== Records supplied ==

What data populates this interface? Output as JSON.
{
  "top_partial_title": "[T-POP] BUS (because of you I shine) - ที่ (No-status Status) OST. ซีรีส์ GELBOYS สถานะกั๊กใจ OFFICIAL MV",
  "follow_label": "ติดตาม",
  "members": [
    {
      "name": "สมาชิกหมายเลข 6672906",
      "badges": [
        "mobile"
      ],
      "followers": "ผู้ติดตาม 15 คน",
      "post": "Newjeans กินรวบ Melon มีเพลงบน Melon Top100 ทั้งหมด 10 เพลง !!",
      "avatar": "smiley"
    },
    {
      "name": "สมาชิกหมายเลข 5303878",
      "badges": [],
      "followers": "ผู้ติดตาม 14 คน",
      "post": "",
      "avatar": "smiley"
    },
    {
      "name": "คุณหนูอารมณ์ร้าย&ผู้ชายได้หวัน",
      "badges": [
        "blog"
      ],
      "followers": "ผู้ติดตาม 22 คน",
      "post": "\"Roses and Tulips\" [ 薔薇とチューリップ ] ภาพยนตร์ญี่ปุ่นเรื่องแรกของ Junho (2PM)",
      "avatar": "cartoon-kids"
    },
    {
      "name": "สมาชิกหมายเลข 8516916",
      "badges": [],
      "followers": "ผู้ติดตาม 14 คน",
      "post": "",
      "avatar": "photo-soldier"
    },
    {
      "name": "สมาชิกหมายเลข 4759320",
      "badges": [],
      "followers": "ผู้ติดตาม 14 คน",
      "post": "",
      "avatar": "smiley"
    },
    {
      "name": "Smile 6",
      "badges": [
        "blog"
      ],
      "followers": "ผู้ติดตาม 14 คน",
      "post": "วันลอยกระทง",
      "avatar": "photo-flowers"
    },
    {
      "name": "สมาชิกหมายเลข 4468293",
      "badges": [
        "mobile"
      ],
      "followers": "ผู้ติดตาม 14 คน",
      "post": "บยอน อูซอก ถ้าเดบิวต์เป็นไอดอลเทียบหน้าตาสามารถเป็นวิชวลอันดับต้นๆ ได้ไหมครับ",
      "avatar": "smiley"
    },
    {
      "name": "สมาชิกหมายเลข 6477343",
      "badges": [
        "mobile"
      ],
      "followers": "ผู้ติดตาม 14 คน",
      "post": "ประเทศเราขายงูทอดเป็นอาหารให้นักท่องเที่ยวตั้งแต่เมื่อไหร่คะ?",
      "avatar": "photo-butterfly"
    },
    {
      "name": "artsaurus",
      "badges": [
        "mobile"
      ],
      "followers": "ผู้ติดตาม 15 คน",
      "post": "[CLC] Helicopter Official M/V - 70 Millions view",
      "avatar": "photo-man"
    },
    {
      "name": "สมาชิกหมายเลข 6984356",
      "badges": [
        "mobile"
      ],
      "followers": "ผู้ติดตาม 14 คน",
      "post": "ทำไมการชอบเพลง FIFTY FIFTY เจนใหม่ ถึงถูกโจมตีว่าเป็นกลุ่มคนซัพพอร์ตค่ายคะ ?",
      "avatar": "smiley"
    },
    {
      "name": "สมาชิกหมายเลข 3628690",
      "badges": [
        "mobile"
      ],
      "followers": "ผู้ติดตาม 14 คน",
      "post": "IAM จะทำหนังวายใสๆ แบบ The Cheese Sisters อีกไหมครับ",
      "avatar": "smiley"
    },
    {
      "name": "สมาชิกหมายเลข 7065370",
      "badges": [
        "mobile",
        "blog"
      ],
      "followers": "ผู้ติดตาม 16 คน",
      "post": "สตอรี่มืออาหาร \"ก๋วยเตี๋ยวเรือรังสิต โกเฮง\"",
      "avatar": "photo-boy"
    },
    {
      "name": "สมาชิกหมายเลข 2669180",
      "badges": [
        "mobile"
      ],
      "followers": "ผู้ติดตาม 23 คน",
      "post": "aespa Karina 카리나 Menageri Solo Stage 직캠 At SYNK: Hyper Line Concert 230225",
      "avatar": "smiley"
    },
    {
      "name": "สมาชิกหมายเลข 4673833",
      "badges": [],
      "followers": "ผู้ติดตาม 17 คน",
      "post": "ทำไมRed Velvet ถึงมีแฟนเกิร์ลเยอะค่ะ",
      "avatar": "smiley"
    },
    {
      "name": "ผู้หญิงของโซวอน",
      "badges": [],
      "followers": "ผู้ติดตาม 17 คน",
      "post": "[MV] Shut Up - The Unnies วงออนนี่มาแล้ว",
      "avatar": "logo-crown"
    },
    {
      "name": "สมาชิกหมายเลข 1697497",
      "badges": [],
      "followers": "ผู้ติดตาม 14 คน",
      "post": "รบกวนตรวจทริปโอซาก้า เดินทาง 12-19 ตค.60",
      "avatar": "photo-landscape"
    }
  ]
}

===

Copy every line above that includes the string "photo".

      "avatar": "photo-soldier"
      "avatar": "photo-flowers"
      "avatar": "photo-butterfly"
      "avatar": "photo-man"
      "avatar": "photo-boy"
      "avatar": "photo-landscape"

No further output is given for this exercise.